# Stored dataset items:
---

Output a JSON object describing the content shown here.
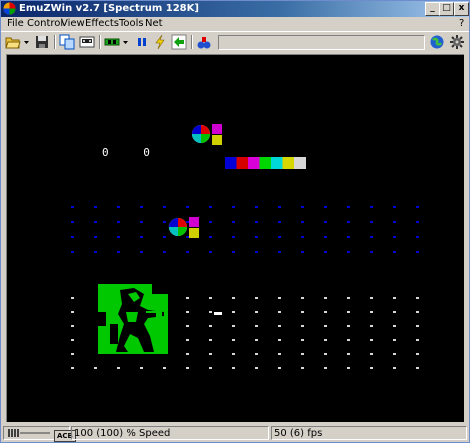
{
  "window": {
    "title": "EmuZWin v2.7 [Spectrum 128K]",
    "controls": {
      "minimize": "_",
      "maximize": "□",
      "close": "x"
    }
  },
  "menu": [
    "File",
    "Control",
    "View",
    "Effects",
    "Tools",
    "Net"
  ],
  "menu_help": "?",
  "toolbar": {
    "icons": [
      "open-folder-icon",
      "dropdown-arrow-icon",
      "save-disk-icon",
      "copy-icon",
      "load-tape-icon",
      "memory-chip-icon",
      "pause-icon",
      "lightning-icon",
      "arrow-icon",
      "speaker-icon",
      "network-icon",
      "settings-icon"
    ],
    "progress": 0
  },
  "status": {
    "volume_label": "ACB",
    "speed": "100 (100) % Speed",
    "fps": "50 (6) fps"
  },
  "colors": {
    "title_start": "#0a246a",
    "title_end": "#a6caf0",
    "chrome": "#d4d0c8",
    "screen": "#000000",
    "sprite_green": "#00c800",
    "dot_blue": "#0000d7",
    "dot_white": "#d7d7d7"
  },
  "screen_text": {
    "digits": "0 0"
  }
}
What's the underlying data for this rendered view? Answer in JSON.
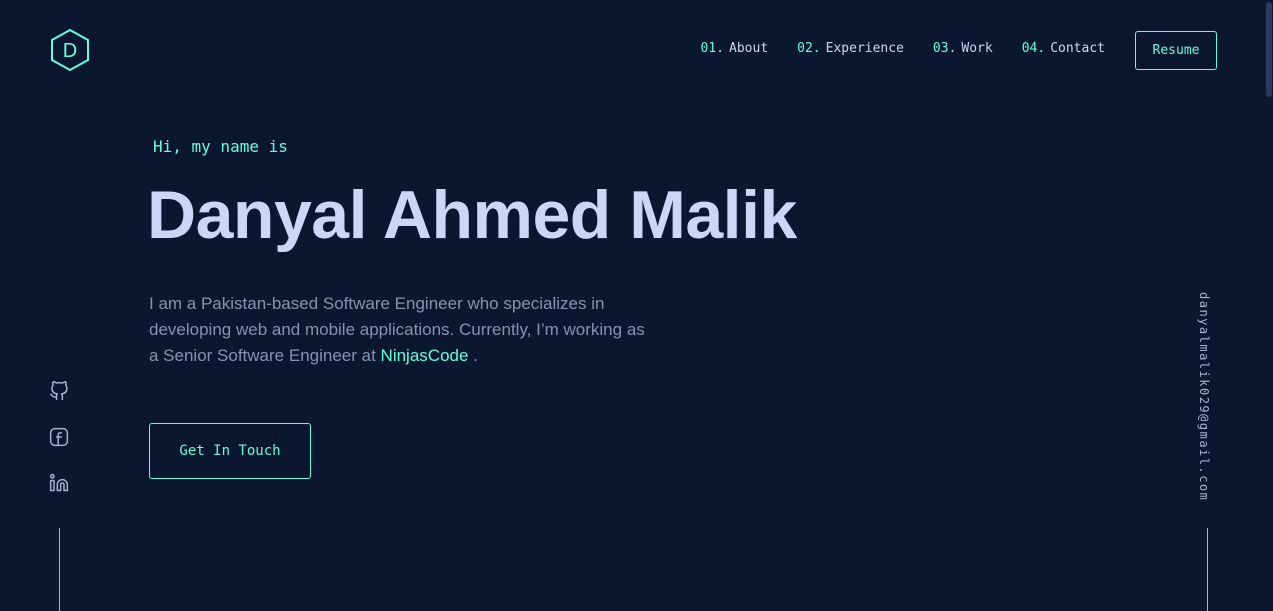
{
  "logo": {
    "letter": "D",
    "icon": "hexagon-logo-icon"
  },
  "nav": {
    "items": [
      {
        "num": "01.",
        "label": "About"
      },
      {
        "num": "02.",
        "label": "Experience"
      },
      {
        "num": "03.",
        "label": "Work"
      },
      {
        "num": "04.",
        "label": "Contact"
      }
    ],
    "resume_label": "Resume"
  },
  "hero": {
    "greeting": "Hi, my name is",
    "name": "Danyal Ahmed Malik",
    "bio_text": "I am a Pakistan-based Software Engineer who specializes in developing web and mobile applications. Currently, I’m working as a Senior Software Engineer at",
    "bio_link": "NinjasCode",
    "bio_end": " .",
    "cta_label": "Get In Touch"
  },
  "socials": [
    {
      "name": "github-icon"
    },
    {
      "name": "facebook-icon"
    },
    {
      "name": "linkedin-icon"
    }
  ],
  "email": "danyalmalik029@gmail.com",
  "colors": {
    "background": "#0b1730",
    "accent": "#64ffda",
    "heading": "#ccd6f6",
    "body": "#8892b0"
  }
}
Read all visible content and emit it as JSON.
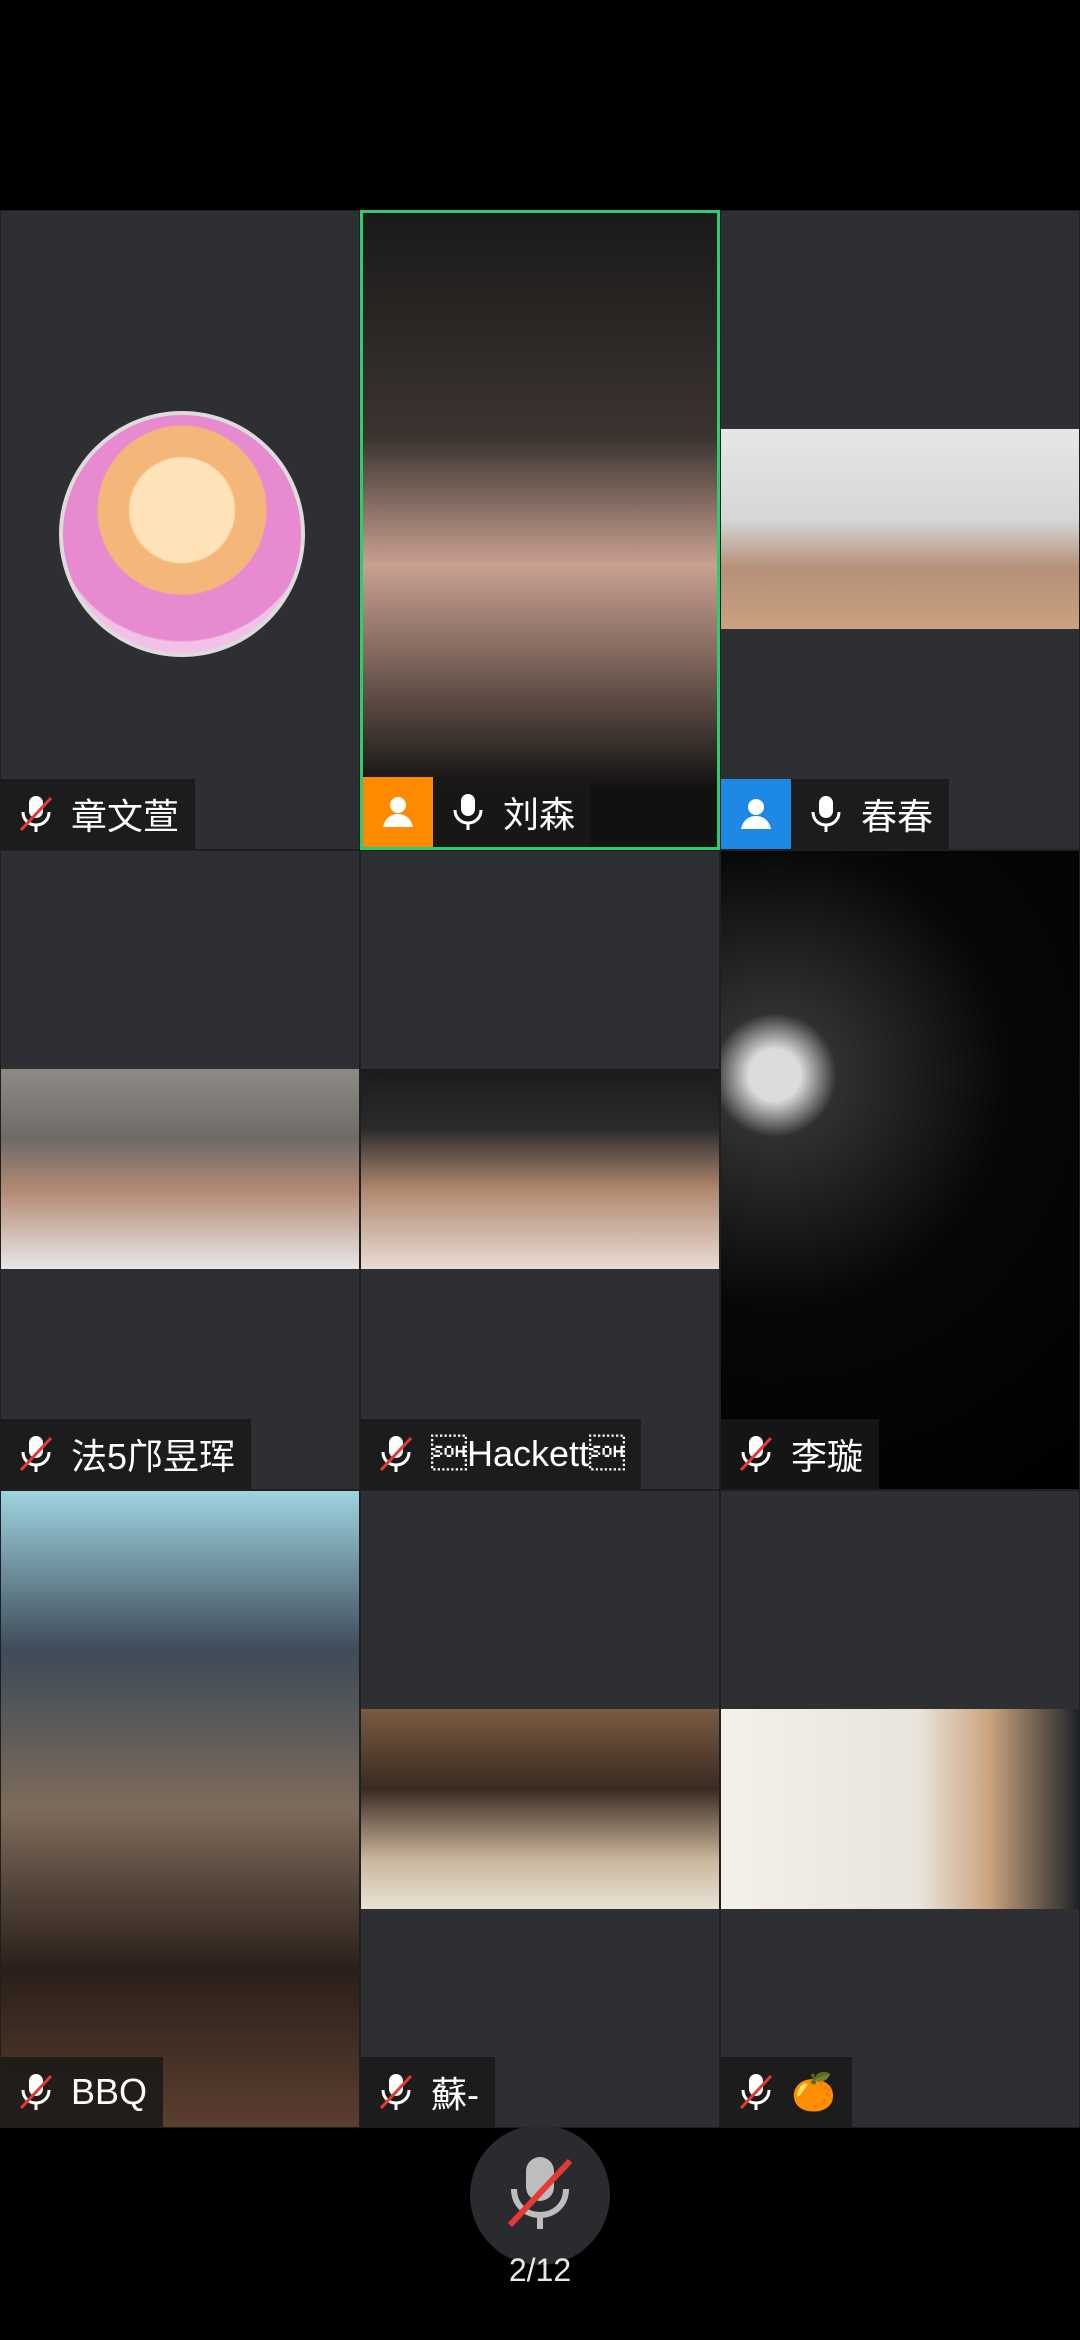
{
  "participants": [
    {
      "name": "章文萱",
      "mic": "muted",
      "video": "avatar",
      "badge": "none"
    },
    {
      "name": "刘森",
      "mic": "on",
      "video": "camera",
      "badge": "orange"
    },
    {
      "name": "春春",
      "mic": "on",
      "video": "camera",
      "badge": "blue"
    },
    {
      "name": "法5邝昱珲",
      "mic": "muted",
      "video": "camera",
      "badge": "none"
    },
    {
      "name": "\u0001Hackett\u0001",
      "mic": "muted",
      "video": "camera",
      "badge": "none"
    },
    {
      "name": "李璇",
      "mic": "muted",
      "video": "camera",
      "badge": "none"
    },
    {
      "name": "BBQ",
      "mic": "muted",
      "video": "camera",
      "badge": "none"
    },
    {
      "name": "蘇-",
      "mic": "muted",
      "video": "camera",
      "badge": "none"
    },
    {
      "name": "🍊",
      "mic": "muted",
      "video": "camera",
      "badge": "none"
    }
  ],
  "controls": {
    "mic_button_icon": "mic-muted-icon",
    "page_indicator": "2/12"
  },
  "colors": {
    "active_speaker_border": "#2ecc71",
    "badge_orange": "#ff8a00",
    "badge_blue": "#1e88e5",
    "tile_bg": "#2e2f32"
  }
}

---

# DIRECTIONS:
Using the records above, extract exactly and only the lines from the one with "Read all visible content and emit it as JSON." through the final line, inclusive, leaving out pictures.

# ANSWER TO THIS TASK:
Read all visible content and emit it as JSON.
{
  "participants": [
    {
      "name": "章文萱",
      "mic": "muted",
      "video": "avatar",
      "badge": "none"
    },
    {
      "name": "刘森",
      "mic": "on",
      "video": "camera",
      "badge": "orange"
    },
    {
      "name": "春春",
      "mic": "on",
      "video": "camera",
      "badge": "blue"
    },
    {
      "name": "法5邝昱珲",
      "mic": "muted",
      "video": "camera",
      "badge": "none"
    },
    {
      "name": "\u0001Hackett\u0001",
      "mic": "muted",
      "video": "camera",
      "badge": "none"
    },
    {
      "name": "李璇",
      "mic": "muted",
      "video": "camera",
      "badge": "none"
    },
    {
      "name": "BBQ",
      "mic": "muted",
      "video": "camera",
      "badge": "none"
    },
    {
      "name": "蘇-",
      "mic": "muted",
      "video": "camera",
      "badge": "none"
    },
    {
      "name": "🍊",
      "mic": "muted",
      "video": "camera",
      "badge": "none"
    }
  ],
  "controls": {
    "mic_button_icon": "mic-muted-icon",
    "page_indicator": "2/12"
  },
  "colors": {
    "active_speaker_border": "#2ecc71",
    "badge_orange": "#ff8a00",
    "badge_blue": "#1e88e5",
    "tile_bg": "#2e2f32"
  }
}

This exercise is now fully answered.